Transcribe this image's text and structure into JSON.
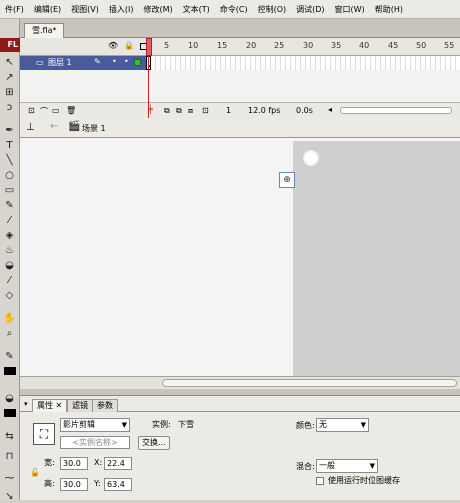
{
  "menubar": {
    "items": [
      "件(F)",
      "编辑(E)",
      "视图(V)",
      "插入(I)",
      "修改(M)",
      "文本(T)",
      "命令(C)",
      "控制(O)",
      "调试(D)",
      "窗口(W)",
      "帮助(H)"
    ]
  },
  "toolbox": {
    "brand": "FL"
  },
  "document": {
    "tab_label": "雪.fla*"
  },
  "timeline": {
    "ruler": [
      "5",
      "10",
      "15",
      "20",
      "25",
      "30",
      "35",
      "40",
      "45",
      "50",
      "55"
    ],
    "layer_name": "图层 1",
    "frame": "1",
    "fps": "12.0 fps",
    "time": "0.0s"
  },
  "scene": {
    "label": "场景 1"
  },
  "properties": {
    "tabs": [
      "属性",
      "滤镜",
      "参数"
    ],
    "symbol_type": "影片剪辑",
    "instance_label": "实例:",
    "instance_value": "下雪",
    "instance_name_placeholder": "<实例名称>",
    "swap_button": "交换...",
    "width_label": "宽:",
    "width_value": "30.0",
    "height_label": "高:",
    "height_value": "30.0",
    "x_label": "X:",
    "x_value": "22.4",
    "y_label": "Y:",
    "y_value": "63.4",
    "color_label": "颜色:",
    "color_value": "无",
    "blend_label": "混合:",
    "blend_value": "一般",
    "runtime_bitmap_label": "使用运行时位图缓存"
  },
  "colors": {
    "brand": "#8f1818",
    "layer_selected": "#4a5b9a",
    "playhead": "#d02020",
    "stage": "#cfcfcf"
  }
}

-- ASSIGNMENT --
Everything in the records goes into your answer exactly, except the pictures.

-- ANSWER TO THIS PROBLEM --
Transcribe this image's text and structure into JSON.
{
  "menubar": {
    "items": [
      "件(F)",
      "编辑(E)",
      "视图(V)",
      "插入(I)",
      "修改(M)",
      "文本(T)",
      "命令(C)",
      "控制(O)",
      "调试(D)",
      "窗口(W)",
      "帮助(H)"
    ]
  },
  "toolbox": {
    "brand": "FL"
  },
  "document": {
    "tab_label": "雪.fla*"
  },
  "timeline": {
    "ruler": [
      "5",
      "10",
      "15",
      "20",
      "25",
      "30",
      "35",
      "40",
      "45",
      "50",
      "55"
    ],
    "layer_name": "图层 1",
    "frame": "1",
    "fps": "12.0 fps",
    "time": "0.0s"
  },
  "scene": {
    "label": "场景 1"
  },
  "properties": {
    "tabs": [
      "属性",
      "滤镜",
      "参数"
    ],
    "symbol_type": "影片剪辑",
    "instance_label": "实例:",
    "instance_value": "下雪",
    "instance_name_placeholder": "<实例名称>",
    "swap_button": "交换...",
    "width_label": "宽:",
    "width_value": "30.0",
    "height_label": "高:",
    "height_value": "30.0",
    "x_label": "X:",
    "x_value": "22.4",
    "y_label": "Y:",
    "y_value": "63.4",
    "color_label": "颜色:",
    "color_value": "无",
    "blend_label": "混合:",
    "blend_value": "一般",
    "runtime_bitmap_label": "使用运行时位图缓存"
  },
  "colors": {
    "brand": "#8f1818",
    "layer_selected": "#4a5b9a",
    "playhead": "#d02020",
    "stage": "#cfcfcf"
  }
}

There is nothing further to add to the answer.